"We've been investigating a litany of concerns at the department that go back several years," says New Mexico State Auditor Tim Keller.
"We will probably be taking some significant action with respect to the agency in the fall if the problems aren't remedied in the next month or so," he says. "There have been several federal audits already and so we're trying to make sure those changes have been fixed. But there's also been lots and lots of turnover in the department, and that's why we're concerned about the short term viability of the department to even function as it should."
SFR reached out to FEMA's public information officer for the region about the issues, too. We asked, for instance, if other states have trouble passing the federal money through to its subgrantees. Or if this could affect New Mexico's ability to receive future disaster relief funding from FEMA. But the agency remained tight-lipped, saying FEMA doesn't compare states and all questions should be directed to New Mexico officials.
That didn't work either.
The state agency dodged repeated requests for interviews with Mitchell or other staff, and ignored requests for information. Its custodian of records tells SFR she doesn't have time to prepare records for inspection in compliance with New Mexico law because she's busy with other responsibilities, including the State Fair. And to try to shake the information loose, we've filed a complaint with the New Mexico Office of the Attorney General.
Everyone's heard the news of New Mexico's budget shortfall. But the failure of the state's department to pay out disaster money shouldn't be related to that.
When a governor declares an emergency, FEMA evaluates the situation, trying to figure out if it's really a disaster. If it is, it allocates funding to clean up the mess. Usually, there is cost-sharing involved. The state pays some of the money, and so might the local government.
The federal money is supposed to be held in a special state account. Then, once the work's been done, inspected, and approved the state pays out that federal money to subgrantees that include irrigation districts, municipal governments and tribes.
Exactly what is happening is difficult to say. Subgrantees and their contractors aren't receiving their funding. And the auditor's office can't get a clear picture of the department's finances.

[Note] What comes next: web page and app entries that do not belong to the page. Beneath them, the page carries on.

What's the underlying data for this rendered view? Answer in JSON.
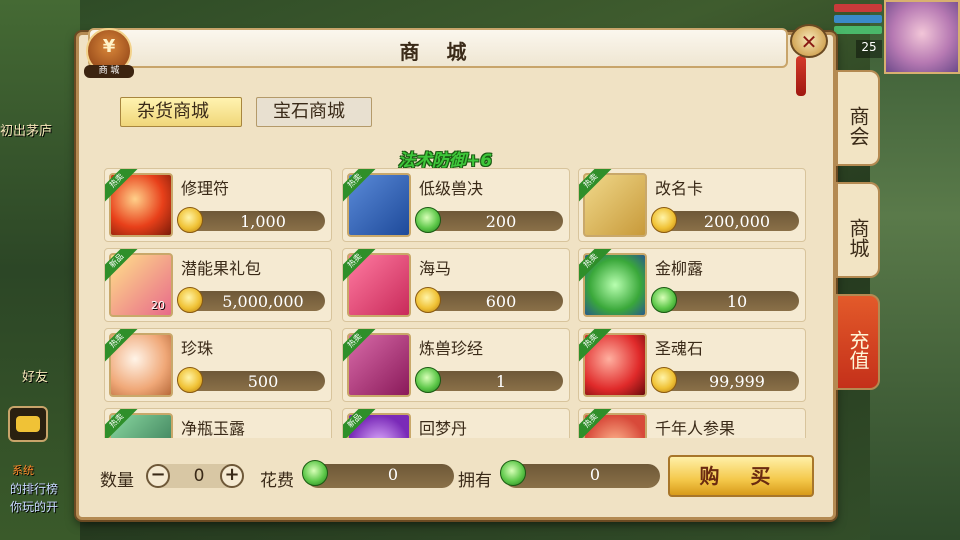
{
  "background": {
    "left_texts": [
      "初出茅庐",
      "好友"
    ],
    "left_bottom_lines": [
      "系统",
      "的排行榜",
      "你玩的开"
    ],
    "level": "25"
  },
  "header": {
    "title": "商 城",
    "badge_icon": "yen-bag-icon",
    "badge_label": "商 城",
    "close_icon": "close-icon"
  },
  "tabs": [
    {
      "label": "杂货商城",
      "active": true
    },
    {
      "label": "宝石商城",
      "active": false
    }
  ],
  "buff_text": "法术防御+6",
  "items": [
    {
      "name": "修理符",
      "price": "1,000",
      "currency": "gold",
      "tag": "热卖",
      "icon": "red-orb-icon"
    },
    {
      "name": "低级兽决",
      "price": "200",
      "currency": "jade",
      "tag": "热卖",
      "icon": "blue-book-icon"
    },
    {
      "name": "改名卡",
      "price": "200,000",
      "currency": "gold",
      "tag": "热卖",
      "icon": "scroll-icon"
    },
    {
      "name": "潜能果礼包",
      "price": "5,000,000",
      "currency": "gold",
      "tag": "新品",
      "icon": "gift-box-icon",
      "count": "20"
    },
    {
      "name": "海马",
      "price": "600",
      "currency": "gold",
      "tag": "热卖",
      "icon": "seahorse-icon"
    },
    {
      "name": "金柳露",
      "price": "10",
      "currency": "jade",
      "tag": "热卖",
      "icon": "green-potion-icon"
    },
    {
      "name": "珍珠",
      "price": "500",
      "currency": "gold",
      "tag": "热卖",
      "icon": "pearl-icon"
    },
    {
      "name": "炼兽珍经",
      "price": "1",
      "currency": "jade",
      "tag": "热卖",
      "icon": "red-book-icon"
    },
    {
      "name": "圣魂石",
      "price": "99,999",
      "currency": "gold",
      "tag": "热卖",
      "icon": "red-gem-icon"
    },
    {
      "name": "净瓶玉露",
      "price": "",
      "currency": "jade",
      "tag": "热卖",
      "icon": "vase-icon"
    },
    {
      "name": "回梦丹",
      "price": "",
      "currency": "jade",
      "tag": "新品",
      "icon": "purple-pill-icon"
    },
    {
      "name": "千年人参果",
      "price": "",
      "currency": "jade",
      "tag": "热卖",
      "icon": "ginseng-fruit-icon"
    }
  ],
  "bottom": {
    "qty_label": "数量",
    "qty_value": "0",
    "minus": "−",
    "plus": "+",
    "cost_label": "花费",
    "cost_value": "0",
    "own_label": "拥有",
    "own_value": "0",
    "buy_label": "购 买"
  },
  "side_tabs": [
    "商会",
    "商城",
    "充值"
  ],
  "colors": {
    "panel_bg": "#f0e2c4",
    "accent_gold": "#f4c84a",
    "tag_green": "#2f8f2a",
    "recharge_red": "#c4301a"
  }
}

This isn't the first time the department has held onto money meant for its subgrantees. Four years ago, the Pueblo of Santa Clara complained about the slow payouts after the village and its watershed kept getting whacked by post-Las Conchas Fire floods. Even though tribes are sovereign nations, the FEMA process treats them like local governments, requiring them to work through the state.
Then, in 2013, Santa Clara's leaders signed an agreement with FEMA—the first of its kind in the region—allowing the tribe to bypass the state and work directly with the federal government.

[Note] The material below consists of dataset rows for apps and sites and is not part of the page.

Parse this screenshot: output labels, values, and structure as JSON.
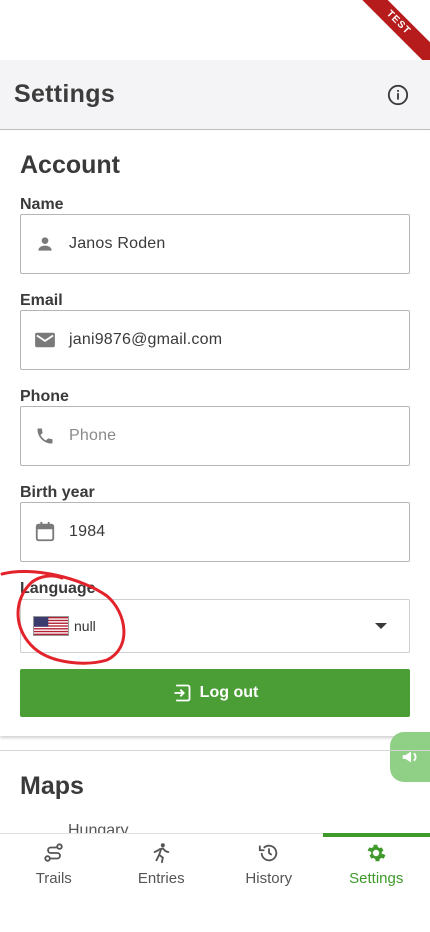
{
  "banner": {
    "text": "TEST"
  },
  "header": {
    "title": "Settings",
    "info_icon": "info-icon"
  },
  "account": {
    "title": "Account",
    "name": {
      "label": "Name",
      "value": "Janos Roden",
      "icon": "person-icon"
    },
    "email": {
      "label": "Email",
      "value": "jani9876@gmail.com",
      "icon": "mail-icon"
    },
    "phone": {
      "label": "Phone",
      "placeholder": "Phone",
      "value": "",
      "icon": "phone-icon"
    },
    "birth_year": {
      "label": "Birth year",
      "value": "1984",
      "icon": "calendar-icon"
    },
    "language": {
      "label": "Language",
      "value": "null",
      "flag": "us-flag-icon"
    },
    "logout_label": "Log out"
  },
  "maps": {
    "title": "Maps",
    "peek_item": "Hungary"
  },
  "nav": {
    "items": [
      {
        "label": "Trails",
        "icon": "trail-icon"
      },
      {
        "label": "Entries",
        "icon": "runner-icon"
      },
      {
        "label": "History",
        "icon": "history-icon"
      },
      {
        "label": "Settings",
        "icon": "gear-icon"
      }
    ],
    "active_index": 3
  },
  "colors": {
    "primary": "#4a9e35",
    "active_nav": "#3f9a2b",
    "fab": "#8fcf86",
    "test_ribbon": "#b71c1c",
    "annotation": "#e3232b"
  }
}
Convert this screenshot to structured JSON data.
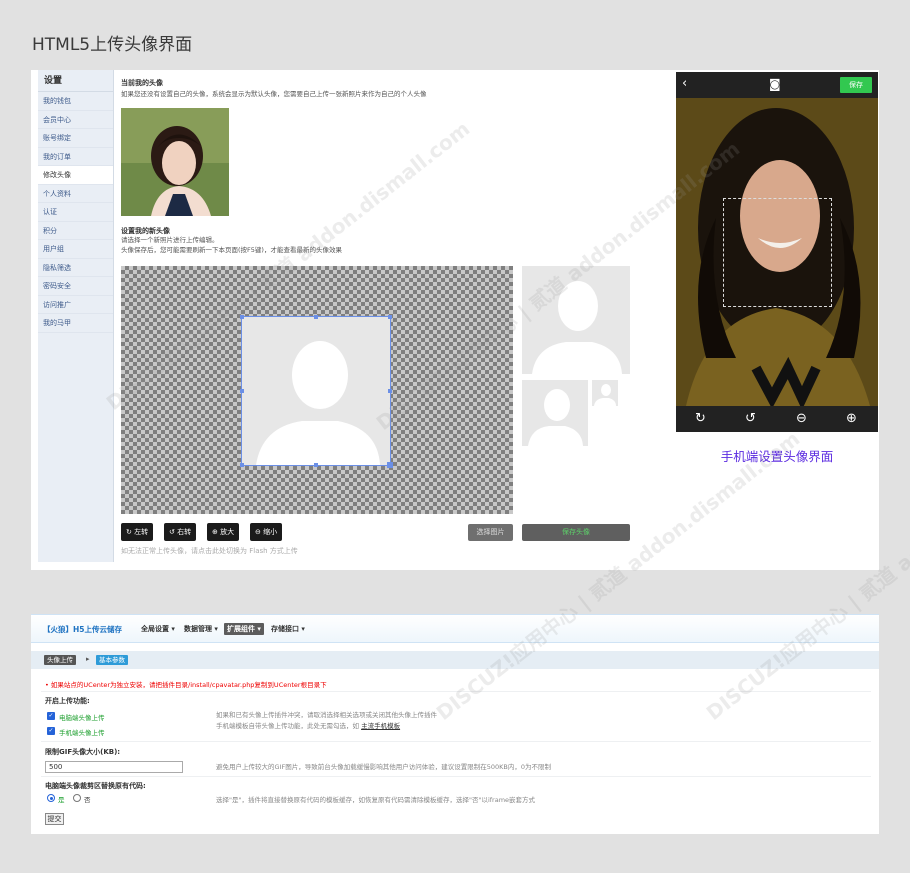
{
  "page_title": "HTML5上传头像界面",
  "sidebar": {
    "title": "设置",
    "items": [
      {
        "label": "我的钱包"
      },
      {
        "label": "会员中心"
      },
      {
        "label": "账号绑定"
      },
      {
        "label": "我的订单"
      },
      {
        "label": "修改头像",
        "active": true
      },
      {
        "label": "个人资料"
      },
      {
        "label": "认证"
      },
      {
        "label": "积分"
      },
      {
        "label": "用户组"
      },
      {
        "label": "隐私筛选"
      },
      {
        "label": "密码安全"
      },
      {
        "label": "访问推广"
      },
      {
        "label": "我的马甲"
      }
    ]
  },
  "avatar": {
    "current_title": "当前我的头像",
    "current_desc": "如果您还没有设置自己的头像，系统会显示为默认头像，您需要自己上传一张新照片来作为自己的个人头像",
    "new_title": "设置我的新头像",
    "new_desc1": "请选择一个新照片进行上传编辑。",
    "new_desc2": "头像保存后，您可能需要刷新一下本页面(按F5键)，才能查看最新的头像效果",
    "buttons": {
      "rotate_left": "左转",
      "rotate_right": "右转",
      "zoom_in": "放大",
      "zoom_out": "缩小",
      "choose": "选择图片",
      "save": "保存头像"
    },
    "flash_note": "如无法正常上传头像，请点击此处切换为 Flash 方式上传"
  },
  "phone": {
    "save": "保存",
    "caption": "手机端设置头像界面"
  },
  "admin": {
    "plugin_name": "【火狼】H5上传云储存",
    "menu": [
      "全局设置 ▾",
      "数据管理 ▾",
      "扩展组件 ▾",
      "存储接口 ▾"
    ],
    "crumb_a": "头像上传",
    "crumb_b": "基本参数",
    "warning": "如果站点的UCenter为独立安装，请把插件目录/install/cpavatar.php复制到UCenter根目录下",
    "upload_label": "开启上传功能:",
    "pc_upload": "电脑端头像上传",
    "mobile_upload": "手机端头像上传",
    "upload_note1": "如果和已有头像上传插件冲突，请取消选择相关选项或关闭其他头像上传插件",
    "upload_note2": "手机端模板自带头像上传功能，此处无需勾选，如",
    "upload_note2_link": "主流手机模板",
    "gif_label": "限制GIF头像大小(KB):",
    "gif_value": "500",
    "gif_note": "避免用户上传较大的GIF图片，导致前台头像加载缓慢影响其他用户访问体验，建议设置限制在500KB内，0为不限制",
    "replace_label": "电脑端头像裁剪区替换原有代码:",
    "yes": "是",
    "no": "否",
    "replace_note": "选择\"是\"，插件将直接替换原有代码的模板缓存，如恢复原有代码需清除模板缓存，选择\"否\"以iframe嵌套方式",
    "submit": "提交"
  },
  "watermark": "DISCUZ!应用中心 | 贰道  addon.dismall.com"
}
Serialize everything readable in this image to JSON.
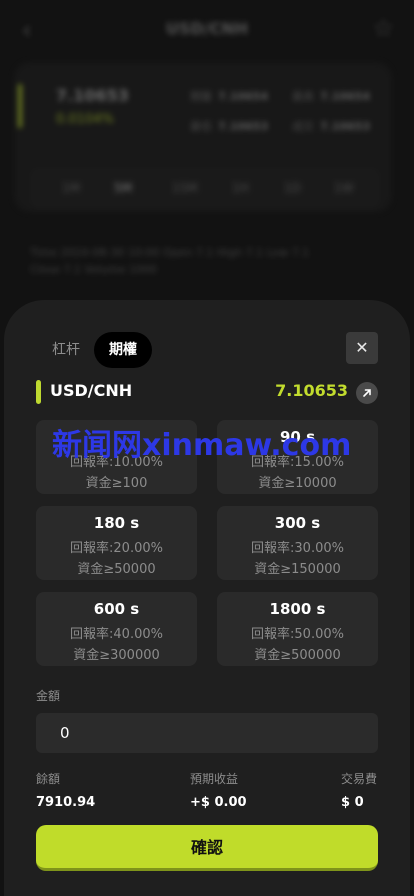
{
  "background": {
    "header_title": "USD/CNH",
    "price": "7.10653",
    "change": "0.0104%",
    "stats": [
      {
        "label": "開盤",
        "value": "7.10654"
      },
      {
        "label": "最高",
        "value": "7.10654"
      },
      {
        "label": "最低",
        "value": "7.10653"
      },
      {
        "label": "成交",
        "value": "7.10653"
      }
    ],
    "tabs": [
      "1M",
      "5M",
      "15M",
      "1H",
      "1D",
      "1W"
    ],
    "ohlc": "Time 2024-08-30 10:00  Open 7.1  High 7.1  Low 7.1  Close 7.1  Volume 1000"
  },
  "sheet": {
    "tabs": [
      {
        "label": "杠杆",
        "active": false
      },
      {
        "label": "期權",
        "active": true
      }
    ],
    "close_label": "✕",
    "pair": "USD/CNH",
    "price": "7.10653",
    "watermark": "新闻网xinmaw.com",
    "durations": [
      {
        "duration": "",
        "rate": "回報率:10.00%",
        "min": "資金≥100"
      },
      {
        "duration": "90 s",
        "rate": "回報率:15.00%",
        "min": "資金≥10000"
      },
      {
        "duration": "180 s",
        "rate": "回報率:20.00%",
        "min": "資金≥50000"
      },
      {
        "duration": "300 s",
        "rate": "回報率:30.00%",
        "min": "資金≥150000"
      },
      {
        "duration": "600 s",
        "rate": "回報率:40.00%",
        "min": "資金≥300000"
      },
      {
        "duration": "1800 s",
        "rate": "回報率:50.00%",
        "min": "資金≥500000"
      }
    ],
    "amount_label": "金額",
    "amount_value": "0",
    "balance_label": "餘額",
    "balance_value": "7910.94",
    "expected_label": "預期收益",
    "expected_value": "+$ 0.00",
    "fee_label": "交易費",
    "fee_value": "$ 0",
    "confirm_label": "確認"
  },
  "colors": {
    "accent": "#c0dc2a",
    "sheet_bg": "#1f1f1f",
    "card_bg": "#2a2a2a"
  }
}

Everyone else, however, appears to be stuck wondering what's going on with their payments.
Edward Lucero, chair of the Pojoaque Valley Irrigation District, doesn't understand why the state still hasn't passed the disaster relief money to the irrigation district so that it can pay Urban for the work. "It doesn't affect our finances, but it does affect if we need people to come in later on, knowing the district has not made good on work already done," Lucero says. And he's worried about Urban: "It's really affected the people who did the work, completed the work over a year ago, just waiting to pay the bills."

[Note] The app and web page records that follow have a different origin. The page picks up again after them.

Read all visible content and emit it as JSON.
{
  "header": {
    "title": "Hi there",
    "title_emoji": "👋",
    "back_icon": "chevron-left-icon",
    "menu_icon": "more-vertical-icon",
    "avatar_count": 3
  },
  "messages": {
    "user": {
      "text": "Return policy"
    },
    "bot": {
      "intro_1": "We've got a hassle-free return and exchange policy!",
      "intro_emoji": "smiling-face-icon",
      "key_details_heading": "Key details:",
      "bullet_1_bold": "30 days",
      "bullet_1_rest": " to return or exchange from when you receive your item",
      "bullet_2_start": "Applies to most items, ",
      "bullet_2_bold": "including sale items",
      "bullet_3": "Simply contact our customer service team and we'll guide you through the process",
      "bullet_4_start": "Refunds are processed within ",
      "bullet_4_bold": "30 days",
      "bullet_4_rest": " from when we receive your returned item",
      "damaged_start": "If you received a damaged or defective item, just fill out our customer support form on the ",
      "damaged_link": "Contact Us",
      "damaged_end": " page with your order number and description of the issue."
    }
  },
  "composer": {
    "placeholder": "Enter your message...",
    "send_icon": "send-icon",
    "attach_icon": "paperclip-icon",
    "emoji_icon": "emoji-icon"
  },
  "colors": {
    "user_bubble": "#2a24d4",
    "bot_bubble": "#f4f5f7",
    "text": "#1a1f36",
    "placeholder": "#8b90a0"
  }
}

Meanwhile, Urban's wrapping up a few other projects. Given the department's silence, it seems unlikely that he'll be paid for the Nambé job before he loses his bond rating.
He's getting ready to cut his employees and sell off most of his equipment. And he's still paying interest on the credit he took out for the reservoir job. He's at a loss to see his business go under when the money's sitting in account somewhere.
"What the state's doing is wrong," he says. "It affects small business. If they're here to help a small business, why aren't they by paying after a job is completed, especially a year and a half later?"